Sour apple spray: Use this product to spray on spots your puppy loves to chew on. It's a terrific deterrent for naughty puppies.
Baby gates: Want to keep your dog in one area of your house? Use baby gates to corral him. Let's face it; for a lot of us, dogs are our babies anyway!
Dog house: If your pup will spend some time outdoors, he'll probably love having his own little house. Fill it with great chew toys and a cozy blanket, and it will be the perfect home away from home. Doggie door: Training your dog to use a doggie door when she needs to go outdoors makes life easier for you and your pal.
Clothing: Depending on where you live, sweaters or snow boots may be required outdoor gear for your dog.
Now that you have the basics on hand, don't forget the most essential items for your new puppy: lots of hugs, kisses, and sweet talk. Best of all, they're free! Check out OLIVE DOG for wonderful doggie and puppy products.
While excitement and anticipation will be at the top of the list when bringing home a new puppy for the first time, preparing for his arrival should rank highly on the list. Just as you would have to prepare a home when you have a toddler, pet owners also have to take certain precautions when "puppy-proofing."
Before you begin preparing your home for a puppy, you should think about the front yard and garden. First, check fences and gates to be sure there are no holes massive enough for him to get his head stuck in or escape through. Watch for litter and trash cans, which can be knocked over, giving your new puppy the opportunity to eat things that might make him sick. Also, know where you are treating your lawn and garden with pesticides, and then don't let your puppy in that area. In addition, produce sure that all chemicals and more harmful products are put away out of your new child's reach.
Next, you will have to inspect your home as if a strange toddler is coming to live with you! Just like toddlers, puppies will think everything is new and exciting. They don't know when something is dangerous or can't tell if that "interesting" remote control will get them into trouble.

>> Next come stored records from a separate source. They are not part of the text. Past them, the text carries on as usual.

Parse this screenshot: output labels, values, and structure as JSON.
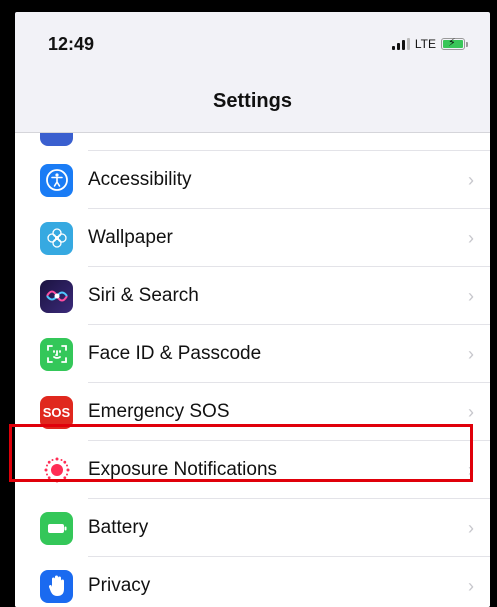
{
  "status_bar": {
    "time": "12:49",
    "network": "LTE"
  },
  "nav": {
    "title": "Settings"
  },
  "settings_items": [
    {
      "label": "Accessibility",
      "icon": "accessibility-icon",
      "color": "#1a7cf5"
    },
    {
      "label": "Wallpaper",
      "icon": "wallpaper-flower-icon",
      "color": "#36a9e1"
    },
    {
      "label": "Siri & Search",
      "icon": "siri-icon",
      "color": "#2a1c5e"
    },
    {
      "label": "Face ID & Passcode",
      "icon": "face-id-icon",
      "color": "#34c759"
    },
    {
      "label": "Emergency SOS",
      "icon": "sos-icon",
      "color": "#e0281e",
      "icon_text": "SOS"
    },
    {
      "label": "Exposure Notifications",
      "icon": "exposure-icon",
      "color": "#ffffff"
    },
    {
      "label": "Battery",
      "icon": "battery-icon",
      "color": "#34c759"
    },
    {
      "label": "Privacy",
      "icon": "privacy-hand-icon",
      "color": "#1a6af0"
    }
  ],
  "highlight_color": "#e0000a"
}
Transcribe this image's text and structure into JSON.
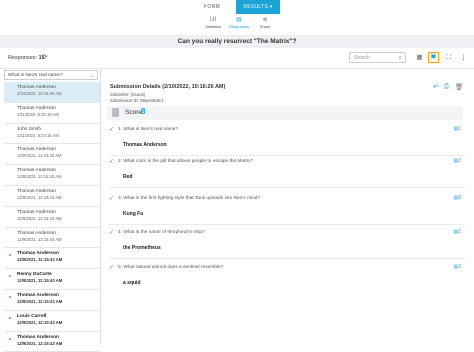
{
  "tabs": {
    "form": "FORM",
    "results": "RESULTS",
    "results_caret": "▾"
  },
  "subnav": [
    {
      "icon": "UI",
      "label": "Statistics"
    },
    {
      "icon": "▤",
      "label": "Responses"
    },
    {
      "icon": "⋞",
      "label": "Share"
    }
  ],
  "form_title": "Can you really resurrect \"The Matrix\"?",
  "toolbar": {
    "responses_label": "Responses:",
    "responses_count": "15",
    "search_placeholder": "Search"
  },
  "filter": {
    "selected": "What is Neo's real name?"
  },
  "responses": [
    {
      "name": "Thomas Anderson",
      "date": "2/10/2022, 10:16:26 AM",
      "selected": true,
      "unread": false
    },
    {
      "name": "Thomas Anderson",
      "date": "1/11/2022, 8:20:16 AM",
      "selected": false,
      "unread": false
    },
    {
      "name": "John Smith",
      "date": "1/11/2022, 8:24:16 AM",
      "selected": false,
      "unread": false
    },
    {
      "name": "Thomas Anderson",
      "date": "12/8/2021, 12:15:43 AM",
      "selected": false,
      "unread": false
    },
    {
      "name": "Thomas Anderson",
      "date": "12/8/2021, 12:15:43 AM",
      "selected": false,
      "unread": false
    },
    {
      "name": "Thomas Anderson",
      "date": "12/8/2021, 12:15:43 AM",
      "selected": false,
      "unread": false
    },
    {
      "name": "Thomas Anderson",
      "date": "12/8/2021, 12:15:43 AM",
      "selected": false,
      "unread": false
    },
    {
      "name": "Thomas Anderson",
      "date": "12/9/2021, 12:15:43 AM",
      "selected": false,
      "unread": false
    },
    {
      "name": "Thomas Anderson",
      "date": "12/9/2021, 12:15:43 AM",
      "selected": false,
      "unread": true
    },
    {
      "name": "Renny DuCarte",
      "date": "12/9/2021, 12:15:43 AM",
      "selected": false,
      "unread": true
    },
    {
      "name": "Thomas Anderson",
      "date": "12/9/2021, 12:15:43 AM",
      "selected": false,
      "unread": true
    },
    {
      "name": "Louis Carrell",
      "date": "12/9/2021, 12:15:43 AM",
      "selected": false,
      "unread": true
    },
    {
      "name": "Thomas Anderson",
      "date": "12/9/2021, 12:15:43 AM",
      "selected": false,
      "unread": true
    }
  ],
  "submission": {
    "title": "Submission Details (2/10/2022, 10:16:26 AM)",
    "submitter": "Submitter: (Guest)",
    "id": "Submission ID: 09a2e6b3c1",
    "score_label": "Score:",
    "score_value": "8"
  },
  "questions": [
    {
      "text": "1. What is Neo's real name?",
      "answer": "Thomas Anderson",
      "badge": "1"
    },
    {
      "text": "2. What color is the pill that allows people to escape the Matrix?",
      "answer": "Red",
      "badge": "2"
    },
    {
      "text": "3. What is the first fighting style that Tank uploads into Neo's mind?",
      "answer": "Kung Fu",
      "badge": "2"
    },
    {
      "text": "4. What is the name of Morpheus's ship?",
      "answer": "the Prometheus",
      "badge": "2"
    },
    {
      "text": "5. What natural animal does a sentinel resemble?",
      "answer": "a squid",
      "badge": "2"
    }
  ],
  "icons": {
    "refresh": "⟳",
    "search": "⌕",
    "grid": "▦",
    "calendar": "▣",
    "fullscreen": "⛶",
    "more": "⋮",
    "chevron": "⌄",
    "reply": "↶",
    "print": "⎙",
    "delete": "🗑",
    "check": "✓",
    "badge": "▤"
  },
  "colors": {
    "accent": "#1ba3d6",
    "unread": "#d9534f",
    "check": "#3aa757",
    "highlight": "#f0a500"
  }
}
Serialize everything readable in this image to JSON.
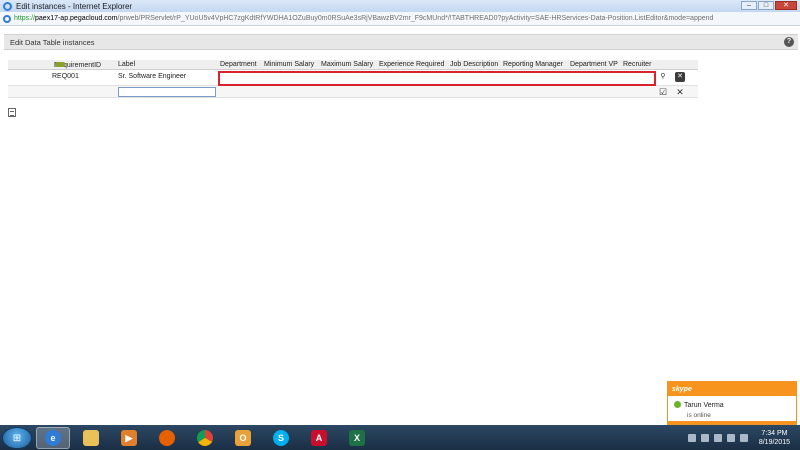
{
  "window": {
    "title": "Edit instances - Internet Explorer",
    "url_prefix": "https://",
    "url_host": "paex17-ap.pegacloud.com",
    "url_rest": "/prweb/PRServlet/rP_YUoU5v4VpHC7zgKdtRfYWDHA1OZuBuy0m0RSuAe3sRjVBawzBV2mr_F9cMUnd*/!TABTHREAD0?pyActivity=SAE-HRServices-Data-Position.ListEditor&mode=append"
  },
  "page": {
    "header_title": "Edit Data Table instances",
    "help_label": "?"
  },
  "grid": {
    "columns": [
      "RequirementID",
      "Label",
      "Department",
      "Minimum Salary",
      "Maximum Salary",
      "Experience Required",
      "Job Description",
      "Reporting Manager",
      "Department VP",
      "Recruiter"
    ],
    "row1": {
      "requirement_id": "REQ001",
      "label": "Sr. Software Engineer"
    },
    "row2": {
      "label_input_value": ""
    },
    "icons": {
      "search": "search-icon",
      "delete": "delete-icon",
      "save": "checkbox-icon",
      "cancel": "close-icon"
    }
  },
  "skype": {
    "logo": "skype",
    "contact_name": "Tarun Verma",
    "status": "is online"
  },
  "taskbar": {
    "time": "7:34 PM",
    "date": "8/19/2015"
  }
}
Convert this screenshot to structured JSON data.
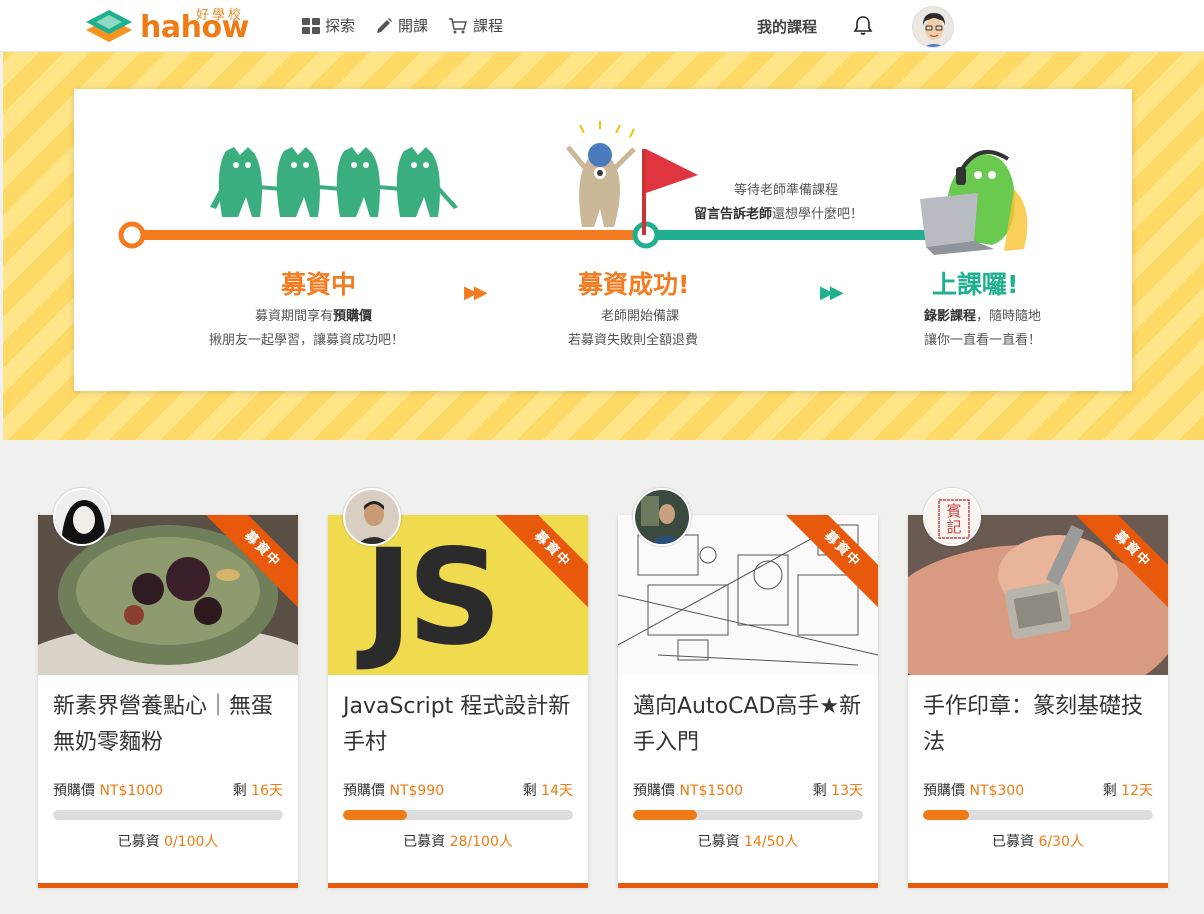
{
  "header": {
    "logo_text": "hahow",
    "logo_sub": "好學校",
    "nav": [
      {
        "label": "探索",
        "icon": "grid-icon"
      },
      {
        "label": "開課",
        "icon": "pencil-icon"
      },
      {
        "label": "課程",
        "icon": "cart-icon"
      }
    ],
    "my_courses": "我的課程",
    "bell_icon": "bell-icon"
  },
  "hero": {
    "stage1": {
      "title": "募資中",
      "line1_pre": "募資期間享有",
      "line1_bold": "預購價",
      "line2": "揪朋友一起學習，讓募資成功吧！"
    },
    "stage2": {
      "title": "募資成功!",
      "line1": "老師開始備課",
      "line2": "若募資失敗則全額退費"
    },
    "wait": {
      "line1": "等待老師準備課程",
      "line2_bold": "留言告訴老師",
      "line2_rest": "還想學什麼吧！"
    },
    "stage3": {
      "title": "上課囉!",
      "line1_bold": "錄影課程",
      "line1_rest": "，隨時隨地",
      "line2": "讓你一直看一直看！"
    },
    "arrow": "▶▶",
    "colors": {
      "orange": "#f47b20",
      "green": "#20b08f"
    }
  },
  "courses": [
    {
      "title": "新素界營養點心｜無蛋無奶零麵粉",
      "price_label": "預購價",
      "price": "NT$1000",
      "days_label": "剩",
      "days": "16天",
      "raised_label": "已募資",
      "raised": "0/100人",
      "progress": 0,
      "ribbon": "募資中"
    },
    {
      "title": "JavaScript 程式設計新手村",
      "price_label": "預購價",
      "price": "NT$990",
      "days_label": "剩",
      "days": "14天",
      "raised_label": "已募資",
      "raised": "28/100人",
      "progress": 0.28,
      "ribbon": "募資中"
    },
    {
      "title": "邁向AutoCAD高手★新手入門",
      "price_label": "預購價",
      "price": "NT$1500",
      "days_label": "剩",
      "days": "13天",
      "raised_label": "已募資",
      "raised": "14/50人",
      "progress": 0.28,
      "ribbon": "募資中"
    },
    {
      "title": "手作印章：篆刻基礎技法",
      "price_label": "預購價",
      "price": "NT$300",
      "days_label": "剩",
      "days": "12天",
      "raised_label": "已募資",
      "raised": "6/30人",
      "progress": 0.2,
      "ribbon": "募資中"
    }
  ],
  "js_logo": "JS",
  "seal_text": "賓記"
}
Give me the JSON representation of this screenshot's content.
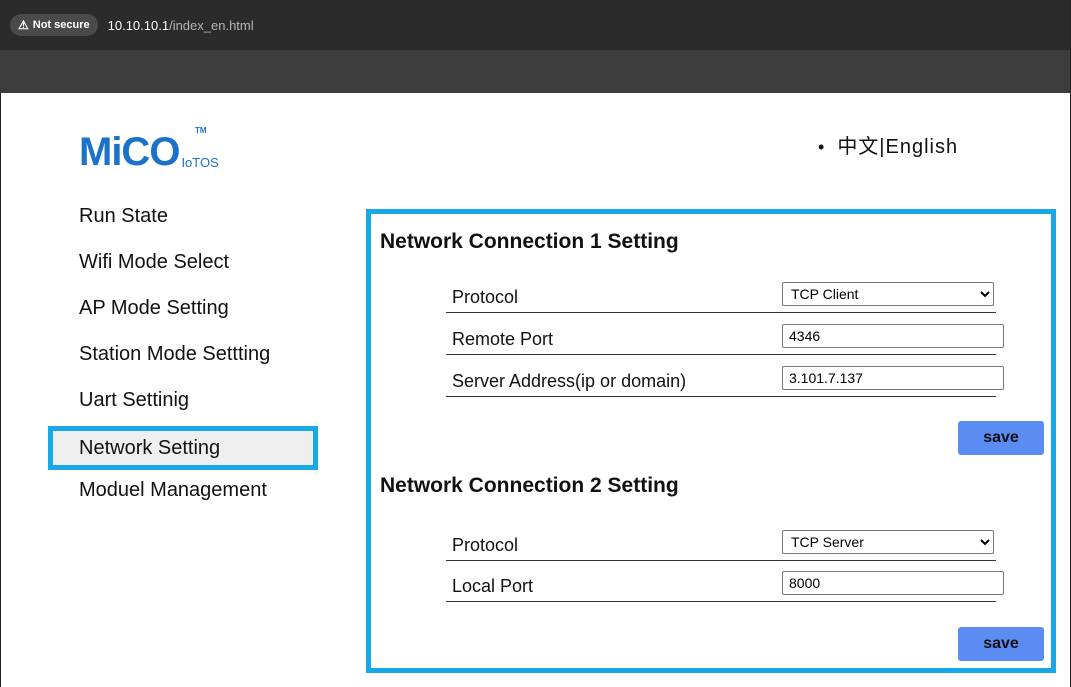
{
  "browser": {
    "security_label": "Not secure",
    "url_host": "10.10.10.1",
    "url_path": "/index_en.html"
  },
  "logo": {
    "text": "MiCO",
    "sub": "IoTOS",
    "tm": "TM"
  },
  "language": {
    "text": "中文|English"
  },
  "sidebar": {
    "items": [
      {
        "label": "Run State"
      },
      {
        "label": "Wifi Mode Select"
      },
      {
        "label": "AP Mode Setting"
      },
      {
        "label": "Station Mode Settting"
      },
      {
        "label": "Uart Settinig"
      },
      {
        "label": "Network Setting"
      },
      {
        "label": "Moduel Management"
      }
    ]
  },
  "conn1": {
    "title": "Network Connection 1 Setting",
    "protocol_label": "Protocol",
    "protocol_value": "TCP Client",
    "remote_port_label": "Remote Port",
    "remote_port_value": "4346",
    "server_label": "Server Address(ip or domain)",
    "server_value": "3.101.7.137",
    "save_label": "save"
  },
  "conn2": {
    "title": "Network Connection 2 Setting",
    "protocol_label": "Protocol",
    "protocol_value": "TCP Server",
    "local_port_label": "Local Port",
    "local_port_value": "8000",
    "save_label": "save"
  },
  "colors": {
    "accent": "#18a7e8",
    "button": "#5b8cf2",
    "logo": "#1a73c8"
  }
}
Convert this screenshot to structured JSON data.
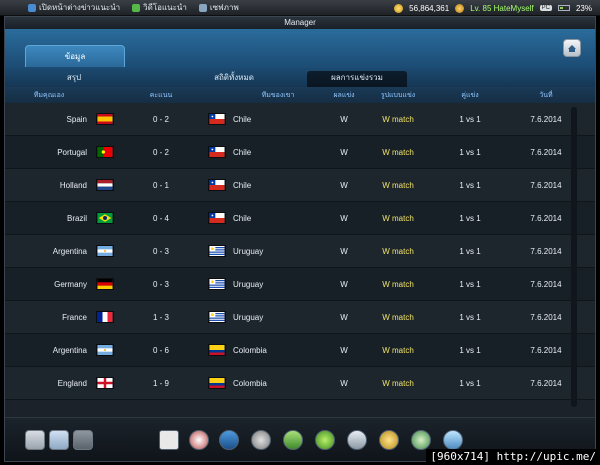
{
  "topbar": {
    "links": [
      "เปิดหน้าต่างข่าวแนะนำ",
      "วิดีโอแนะนำ",
      "เซฟภาพ"
    ],
    "money": "56,864,361",
    "level_text": "Lv. 85 HateMyself",
    "pc_badge": "PC",
    "battery_percent": "23%"
  },
  "window": {
    "title": "Manager"
  },
  "tabs": {
    "main": "ข้อมูล",
    "sub": [
      "สรุป",
      "สถิติทั้งหมด",
      "ผลการแข่งรวม"
    ]
  },
  "table": {
    "headers": [
      "ทีมคุณเอง",
      "คะแนน",
      "ทีมของเขา",
      "ผลแข่ง",
      "รูปแบบแข่ง",
      "คู่แข่ง",
      "วันที่"
    ],
    "rows": [
      {
        "team": "Spain",
        "score": "0 - 2",
        "opponent": "Chile",
        "result": "W",
        "mode": "W match",
        "vs": "1 vs 1",
        "date": "7.6.2014",
        "flag1": "spain",
        "flag2": "chile"
      },
      {
        "team": "Portugal",
        "score": "0 - 2",
        "opponent": "Chile",
        "result": "W",
        "mode": "W match",
        "vs": "1 vs 1",
        "date": "7.6.2014",
        "flag1": "portugal",
        "flag2": "chile"
      },
      {
        "team": "Holland",
        "score": "0 - 1",
        "opponent": "Chile",
        "result": "W",
        "mode": "W match",
        "vs": "1 vs 1",
        "date": "7.6.2014",
        "flag1": "holland",
        "flag2": "chile"
      },
      {
        "team": "Brazil",
        "score": "0 - 4",
        "opponent": "Chile",
        "result": "W",
        "mode": "W match",
        "vs": "1 vs 1",
        "date": "7.6.2014",
        "flag1": "brazil",
        "flag2": "chile"
      },
      {
        "team": "Argentina",
        "score": "0 - 3",
        "opponent": "Uruguay",
        "result": "W",
        "mode": "W match",
        "vs": "1 vs 1",
        "date": "7.6.2014",
        "flag1": "argentina",
        "flag2": "uruguay"
      },
      {
        "team": "Germany",
        "score": "0 - 3",
        "opponent": "Uruguay",
        "result": "W",
        "mode": "W match",
        "vs": "1 vs 1",
        "date": "7.6.2014",
        "flag1": "germany",
        "flag2": "uruguay"
      },
      {
        "team": "France",
        "score": "1 - 3",
        "opponent": "Uruguay",
        "result": "W",
        "mode": "W match",
        "vs": "1 vs 1",
        "date": "7.6.2014",
        "flag1": "france",
        "flag2": "uruguay"
      },
      {
        "team": "Argentina",
        "score": "0 - 6",
        "opponent": "Colombia",
        "result": "W",
        "mode": "W match",
        "vs": "1 vs 1",
        "date": "7.6.2014",
        "flag1": "argentina",
        "flag2": "colombia"
      },
      {
        "team": "England",
        "score": "1 - 9",
        "opponent": "Colombia",
        "result": "W",
        "mode": "W match",
        "vs": "1 vs 1",
        "date": "7.6.2014",
        "flag1": "england",
        "flag2": "colombia"
      }
    ]
  },
  "bottom_icons": [
    "profile-icon",
    "window-icon",
    "mail-icon",
    "card-icon",
    "ball-icon",
    "boot-icon",
    "trophy-icon",
    "rank-icon",
    "badge-2014-icon",
    "ticket-icon",
    "gold-icon",
    "club-icon",
    "shop-cart-icon"
  ],
  "watermark": "[960x714] http://upic.me/"
}
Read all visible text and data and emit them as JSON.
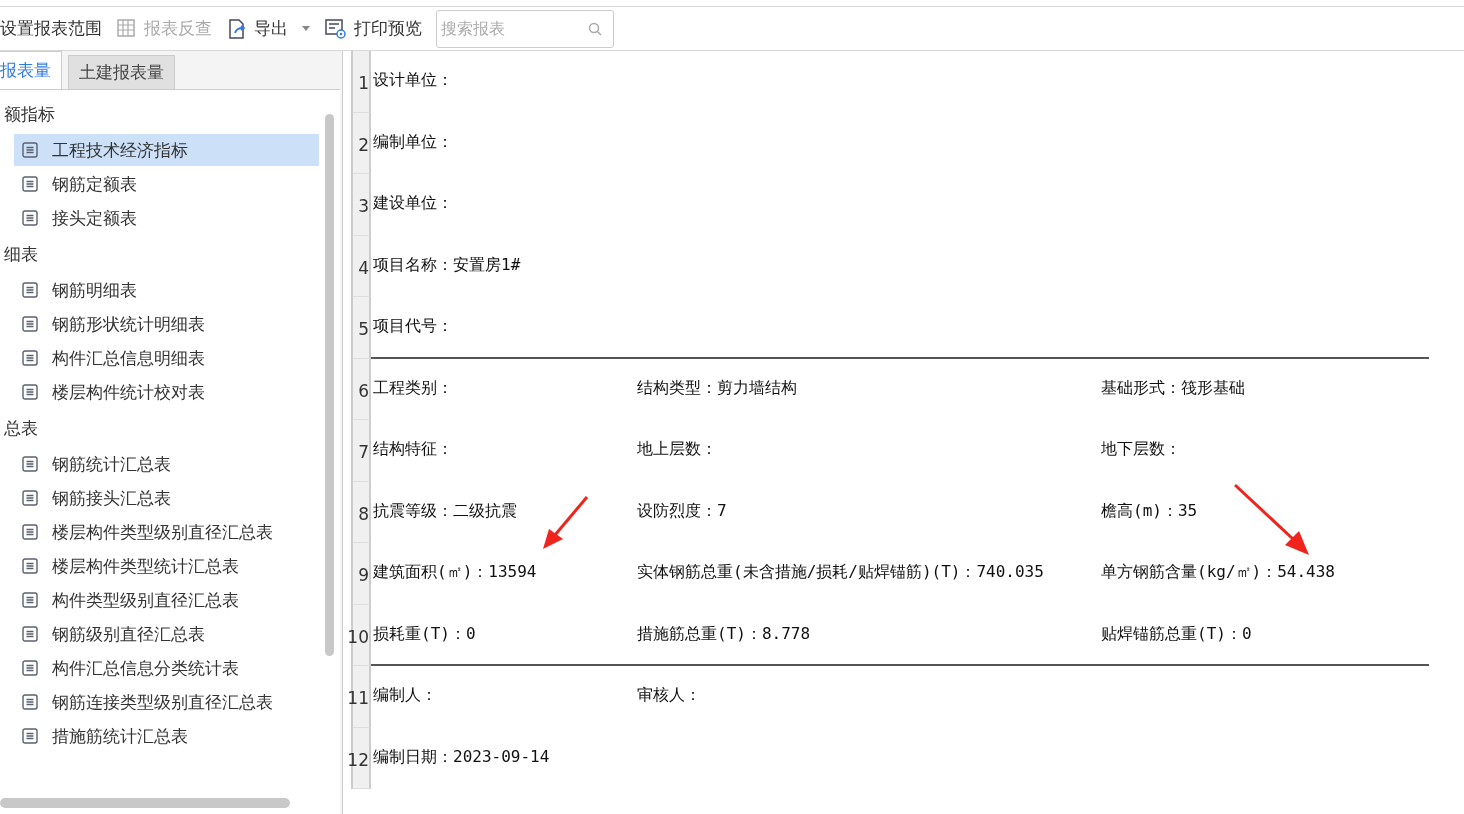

In addition, when restructuring your home for the new puppy, you should keep these tips in mind:
Make sure all electrical and cable wires are either in a space your puppy will not have access to, or hide them under rugs or carpets. Don't keep wires where your puppy may gnaw or chew on them.
Just like a toddler, your puppy will investigate each element, including low cupboards. Just when you believed having a puppy was simpler than an infant, he'll learn to pull those cupboard doors open! Think about installing locks or "child-proof" devices.
So far, so good, right? Well, that's only if you remember that in reality your puppy has the brain of a little kid. Soon you'll be getting ready for afternoon walks to the park, three a.m. trips to the bathroom, (more officially, outside) and lots of snuggling. So, while preparing your home for your puppy, think of him as a member of your family. Get him a bed that is chew resistant. Line it with comfortable, washable, bedding and then place it in a favorite place just for him. Be sure it's somewhere he'll be safe and comfortable.
Preparing your home for your new puppy is a lot to handle, so you can look at buying a puppy pen until everything settles down. Just like a baby's playpen, a puppy pen will offer an area for him to play without roaming the home. By doing this, you are also saving your furniture and more objects from being chewed on. (Don't worry, he'll hopefully grow out of this!)
One last thing to think about when preparing your home for your puppy is any stairs that you might have in the home. If you have an open basement or even 2nd floor, utilize toddler gates to confine his run area to avoid accidents. Infants and puppies aren't aware of danger and don't understand that they may fall down steps and get hurt.
The bottom line to think about while preparing your home for the new puppy is, just like a baby, they will require cuddling, attention and there will obviously be a lot of wet kisses!